[Excerpts from an interface dataset]
-*-
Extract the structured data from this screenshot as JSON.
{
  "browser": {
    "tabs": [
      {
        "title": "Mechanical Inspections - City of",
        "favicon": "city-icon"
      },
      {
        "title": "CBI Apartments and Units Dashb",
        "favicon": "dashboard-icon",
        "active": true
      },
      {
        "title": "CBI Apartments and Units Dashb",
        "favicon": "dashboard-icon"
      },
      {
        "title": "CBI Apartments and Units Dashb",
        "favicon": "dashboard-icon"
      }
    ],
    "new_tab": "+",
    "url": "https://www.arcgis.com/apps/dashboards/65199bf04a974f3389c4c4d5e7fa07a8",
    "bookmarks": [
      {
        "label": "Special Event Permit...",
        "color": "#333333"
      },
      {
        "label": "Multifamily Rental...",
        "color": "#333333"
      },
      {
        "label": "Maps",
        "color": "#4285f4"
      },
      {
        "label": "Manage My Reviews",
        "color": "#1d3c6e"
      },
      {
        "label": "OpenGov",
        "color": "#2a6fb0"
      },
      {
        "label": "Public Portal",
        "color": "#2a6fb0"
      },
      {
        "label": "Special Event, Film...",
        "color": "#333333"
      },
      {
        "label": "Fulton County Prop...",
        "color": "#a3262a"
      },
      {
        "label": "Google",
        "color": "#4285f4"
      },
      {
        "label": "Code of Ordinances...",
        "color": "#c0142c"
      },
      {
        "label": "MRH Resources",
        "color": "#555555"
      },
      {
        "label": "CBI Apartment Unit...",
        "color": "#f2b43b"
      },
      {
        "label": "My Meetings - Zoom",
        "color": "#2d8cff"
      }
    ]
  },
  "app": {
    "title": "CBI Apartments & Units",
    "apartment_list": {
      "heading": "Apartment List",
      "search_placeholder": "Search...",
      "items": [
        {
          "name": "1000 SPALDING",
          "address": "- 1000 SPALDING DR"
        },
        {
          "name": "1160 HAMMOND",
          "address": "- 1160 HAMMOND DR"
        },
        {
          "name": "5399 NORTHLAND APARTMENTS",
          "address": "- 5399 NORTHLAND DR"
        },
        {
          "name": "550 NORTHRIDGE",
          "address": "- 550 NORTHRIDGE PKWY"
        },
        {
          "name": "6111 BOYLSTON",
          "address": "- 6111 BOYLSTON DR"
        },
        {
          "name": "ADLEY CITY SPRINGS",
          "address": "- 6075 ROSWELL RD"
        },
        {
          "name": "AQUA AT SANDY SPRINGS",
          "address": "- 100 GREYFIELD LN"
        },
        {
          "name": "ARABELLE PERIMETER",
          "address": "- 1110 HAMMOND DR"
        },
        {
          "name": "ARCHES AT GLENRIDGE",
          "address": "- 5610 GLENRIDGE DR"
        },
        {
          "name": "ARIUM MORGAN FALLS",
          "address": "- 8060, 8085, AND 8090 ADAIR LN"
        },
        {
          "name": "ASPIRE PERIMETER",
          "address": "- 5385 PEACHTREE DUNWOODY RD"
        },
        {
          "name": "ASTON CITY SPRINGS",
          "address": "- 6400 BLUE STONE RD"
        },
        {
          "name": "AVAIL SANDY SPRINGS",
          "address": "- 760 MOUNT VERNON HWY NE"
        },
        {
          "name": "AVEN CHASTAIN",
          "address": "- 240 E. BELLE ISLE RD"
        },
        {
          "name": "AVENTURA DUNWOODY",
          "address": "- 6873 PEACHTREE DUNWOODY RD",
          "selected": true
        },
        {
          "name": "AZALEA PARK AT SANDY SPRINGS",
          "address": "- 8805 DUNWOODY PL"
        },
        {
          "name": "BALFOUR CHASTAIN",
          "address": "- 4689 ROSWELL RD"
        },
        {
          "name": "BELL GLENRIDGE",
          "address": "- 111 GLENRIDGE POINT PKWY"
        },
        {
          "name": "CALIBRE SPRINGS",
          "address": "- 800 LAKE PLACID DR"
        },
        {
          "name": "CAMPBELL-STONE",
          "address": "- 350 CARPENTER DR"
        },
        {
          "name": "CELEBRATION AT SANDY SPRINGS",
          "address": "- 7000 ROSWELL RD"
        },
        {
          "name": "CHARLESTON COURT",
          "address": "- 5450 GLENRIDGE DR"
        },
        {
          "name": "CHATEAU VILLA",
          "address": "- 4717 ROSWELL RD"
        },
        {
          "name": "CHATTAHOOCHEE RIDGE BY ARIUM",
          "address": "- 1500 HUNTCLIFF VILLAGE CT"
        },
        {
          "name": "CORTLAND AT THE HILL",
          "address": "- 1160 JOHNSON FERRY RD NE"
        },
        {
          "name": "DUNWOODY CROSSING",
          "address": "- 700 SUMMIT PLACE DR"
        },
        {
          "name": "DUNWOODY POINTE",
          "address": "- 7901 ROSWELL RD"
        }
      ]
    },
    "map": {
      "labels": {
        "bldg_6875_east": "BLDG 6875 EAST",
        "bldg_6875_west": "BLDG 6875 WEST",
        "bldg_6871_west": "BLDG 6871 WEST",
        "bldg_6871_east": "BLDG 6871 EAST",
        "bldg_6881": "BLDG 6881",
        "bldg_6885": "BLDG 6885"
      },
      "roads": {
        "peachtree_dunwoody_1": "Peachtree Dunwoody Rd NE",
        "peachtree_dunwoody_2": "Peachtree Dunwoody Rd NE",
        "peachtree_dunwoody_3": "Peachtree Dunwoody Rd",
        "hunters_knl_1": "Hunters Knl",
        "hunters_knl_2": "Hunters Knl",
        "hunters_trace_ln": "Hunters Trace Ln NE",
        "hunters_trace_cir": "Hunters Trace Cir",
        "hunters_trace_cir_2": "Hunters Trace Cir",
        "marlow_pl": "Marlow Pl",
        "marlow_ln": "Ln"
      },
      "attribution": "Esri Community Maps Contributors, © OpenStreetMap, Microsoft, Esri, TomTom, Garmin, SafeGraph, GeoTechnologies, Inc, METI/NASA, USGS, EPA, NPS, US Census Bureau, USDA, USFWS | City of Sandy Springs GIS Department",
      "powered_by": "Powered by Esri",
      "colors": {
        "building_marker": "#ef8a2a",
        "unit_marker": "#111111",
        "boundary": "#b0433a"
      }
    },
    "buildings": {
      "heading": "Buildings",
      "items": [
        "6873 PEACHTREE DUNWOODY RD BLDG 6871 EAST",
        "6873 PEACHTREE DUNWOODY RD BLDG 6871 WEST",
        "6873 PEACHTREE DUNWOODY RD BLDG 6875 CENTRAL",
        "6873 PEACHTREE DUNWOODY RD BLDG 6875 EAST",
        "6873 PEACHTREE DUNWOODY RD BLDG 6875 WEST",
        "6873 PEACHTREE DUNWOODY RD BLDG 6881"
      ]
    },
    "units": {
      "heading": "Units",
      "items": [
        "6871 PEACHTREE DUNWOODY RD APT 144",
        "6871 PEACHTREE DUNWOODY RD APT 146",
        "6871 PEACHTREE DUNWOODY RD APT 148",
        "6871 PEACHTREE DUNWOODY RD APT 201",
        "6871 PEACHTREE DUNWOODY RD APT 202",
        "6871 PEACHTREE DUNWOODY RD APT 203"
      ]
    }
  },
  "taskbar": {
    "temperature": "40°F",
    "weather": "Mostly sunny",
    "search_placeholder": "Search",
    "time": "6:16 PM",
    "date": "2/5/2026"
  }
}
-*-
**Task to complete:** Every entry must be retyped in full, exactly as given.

**Answer space:**
Extract the structured data from this screenshot as JSON.
{
  "browser": {
    "tabs": [
      {
        "title": "Mechanical Inspections - City of",
        "favicon": "city-icon"
      },
      {
        "title": "CBI Apartments and Units Dashb",
        "favicon": "dashboard-icon",
        "active": true
      },
      {
        "title": "CBI Apartments and Units Dashb",
        "favicon": "dashboard-icon"
      },
      {
        "title": "CBI Apartments and Units Dashb",
        "favicon": "dashboard-icon"
      }
    ],
    "new_tab": "+",
    "url": "https://www.arcgis.com/apps/dashboards/65199bf04a974f3389c4c4d5e7fa07a8",
    "bookmarks": [
      {
        "label": "Special Event Permit...",
        "color": "#333333"
      },
      {
        "label": "Multifamily Rental...",
        "color": "#333333"
      },
      {
        "label": "Maps",
        "color": "#4285f4"
      },
      {
        "label": "Manage My Reviews",
        "color": "#1d3c6e"
      },
      {
        "label": "OpenGov",
        "color": "#2a6fb0"
      },
      {
        "label": "Public Portal",
        "color": "#2a6fb0"
      },
      {
        "label": "Special Event, Film...",
        "color": "#333333"
      },
      {
        "label": "Fulton County Prop...",
        "color": "#a3262a"
      },
      {
        "label": "Google",
        "color": "#4285f4"
      },
      {
        "label": "Code of Ordinances...",
        "color": "#c0142c"
      },
      {
        "label": "MRH Resources",
        "color": "#555555"
      },
      {
        "label": "CBI Apartment Unit...",
        "color": "#f2b43b"
      },
      {
        "label": "My Meetings - Zoom",
        "color": "#2d8cff"
      }
    ]
  },
  "app": {
    "title": "CBI Apartments & Units",
    "apartment_list": {
      "heading": "Apartment List",
      "search_placeholder": "Search...",
      "items": [
        {
          "name": "1000 SPALDING",
          "address": "- 1000 SPALDING DR"
        },
        {
          "name": "1160 HAMMOND",
          "address": "- 1160 HAMMOND DR"
        },
        {
          "name": "5399 NORTHLAND APARTMENTS",
          "address": "- 5399 NORTHLAND DR"
        },
        {
          "name": "550 NORTHRIDGE",
          "address": "- 550 NORTHRIDGE PKWY"
        },
        {
          "name": "6111 BOYLSTON",
          "address": "- 6111 BOYLSTON DR"
        },
        {
          "name": "ADLEY CITY SPRINGS",
          "address": "- 6075 ROSWELL RD"
        },
        {
          "name": "AQUA AT SANDY SPRINGS",
          "address": "- 100 GREYFIELD LN"
        },
        {
          "name": "ARABELLE PERIMETER",
          "address": "- 1110 HAMMOND DR"
        },
        {
          "name": "ARCHES AT GLENRIDGE",
          "address": "- 5610 GLENRIDGE DR"
        },
        {
          "name": "ARIUM MORGAN FALLS",
          "address": "- 8060, 8085, AND 8090 ADAIR LN"
        },
        {
          "name": "ASPIRE PERIMETER",
          "address": "- 5385 PEACHTREE DUNWOODY RD"
        },
        {
          "name": "ASTON CITY SPRINGS",
          "address": "- 6400 BLUE STONE RD"
        },
        {
          "name": "AVAIL SANDY SPRINGS",
          "address": "- 760 MOUNT VERNON HWY NE"
        },
        {
          "name": "AVEN CHASTAIN",
          "address": "- 240 E. BELLE ISLE RD"
        },
        {
          "name": "AVENTURA DUNWOODY",
          "address": "- 6873 PEACHTREE DUNWOODY RD",
          "selected": true
        },
        {
          "name": "AZALEA PARK AT SANDY SPRINGS",
          "address": "- 8805 DUNWOODY PL"
        },
        {
          "name": "BALFOUR CHASTAIN",
          "address": "- 4689 ROSWELL RD"
        },
        {
          "name": "BELL GLENRIDGE",
          "address": "- 111 GLENRIDGE POINT PKWY"
        },
        {
          "name": "CALIBRE SPRINGS",
          "address": "- 800 LAKE PLACID DR"
        },
        {
          "name": "CAMPBELL-STONE",
          "address": "- 350 CARPENTER DR"
        },
        {
          "name": "CELEBRATION AT SANDY SPRINGS",
          "address": "- 7000 ROSWELL RD"
        },
        {
          "name": "CHARLESTON COURT",
          "address": "- 5450 GLENRIDGE DR"
        },
        {
          "name": "CHATEAU VILLA",
          "address": "- 4717 ROSWELL RD"
        },
        {
          "name": "CHATTAHOOCHEE RIDGE BY ARIUM",
          "address": "- 1500 HUNTCLIFF VILLAGE CT"
        },
        {
          "name": "CORTLAND AT THE HILL",
          "address": "- 1160 JOHNSON FERRY RD NE"
        },
        {
          "name": "DUNWOODY CROSSING",
          "address": "- 700 SUMMIT PLACE DR"
        },
        {
          "name": "DUNWOODY POINTE",
          "address": "- 7901 ROSWELL RD"
        }
      ]
    },
    "map": {
      "labels": {
        "bldg_6875_east": "BLDG 6875 EAST",
        "bldg_6875_west": "BLDG 6875 WEST",
        "bldg_6871_west": "BLDG 6871 WEST",
        "bldg_6871_east": "BLDG 6871 EAST",
        "bldg_6881": "BLDG 6881",
        "bldg_6885": "BLDG 6885"
      },
      "roads": {
        "peachtree_dunwoody_1": "Peachtree Dunwoody Rd NE",
        "peachtree_dunwoody_2": "Peachtree Dunwoody Rd NE",
        "peachtree_dunwoody_3": "Peachtree Dunwoody Rd",
        "hunters_knl_1": "Hunters Knl",
        "hunters_knl_2": "Hunters Knl",
        "hunters_trace_ln": "Hunters Trace Ln NE",
        "hunters_trace_cir": "Hunters Trace Cir",
        "hunters_trace_cir_2": "Hunters Trace Cir",
        "marlow_pl": "Marlow Pl",
        "marlow_ln": "Ln"
      },
      "attribution": "Esri Community Maps Contributors, © OpenStreetMap, Microsoft, Esri, TomTom, Garmin, SafeGraph, GeoTechnologies, Inc, METI/NASA, USGS, EPA, NPS, US Census Bureau, USDA, USFWS | City of Sandy Springs GIS Department",
      "powered_by": "Powered by Esri",
      "colors": {
        "building_marker": "#ef8a2a",
        "unit_marker": "#111111",
        "boundary": "#b0433a"
      }
    },
    "buildings": {
      "heading": "Buildings",
      "items": [
        "6873 PEACHTREE DUNWOODY RD BLDG 6871 EAST",
        "6873 PEACHTREE DUNWOODY RD BLDG 6871 WEST",
        "6873 PEACHTREE DUNWOODY RD BLDG 6875 CENTRAL",
        "6873 PEACHTREE DUNWOODY RD BLDG 6875 EAST",
        "6873 PEACHTREE DUNWOODY RD BLDG 6875 WEST",
        "6873 PEACHTREE DUNWOODY RD BLDG 6881"
      ]
    },
    "units": {
      "heading": "Units",
      "items": [
        "6871 PEACHTREE DUNWOODY RD APT 144",
        "6871 PEACHTREE DUNWOODY RD APT 146",
        "6871 PEACHTREE DUNWOODY RD APT 148",
        "6871 PEACHTREE DUNWOODY RD APT 201",
        "6871 PEACHTREE DUNWOODY RD APT 202",
        "6871 PEACHTREE DUNWOODY RD APT 203"
      ]
    }
  },
  "taskbar": {
    "temperature": "40°F",
    "weather": "Mostly sunny",
    "search_placeholder": "Search",
    "time": "6:16 PM",
    "date": "2/5/2026"
  }
}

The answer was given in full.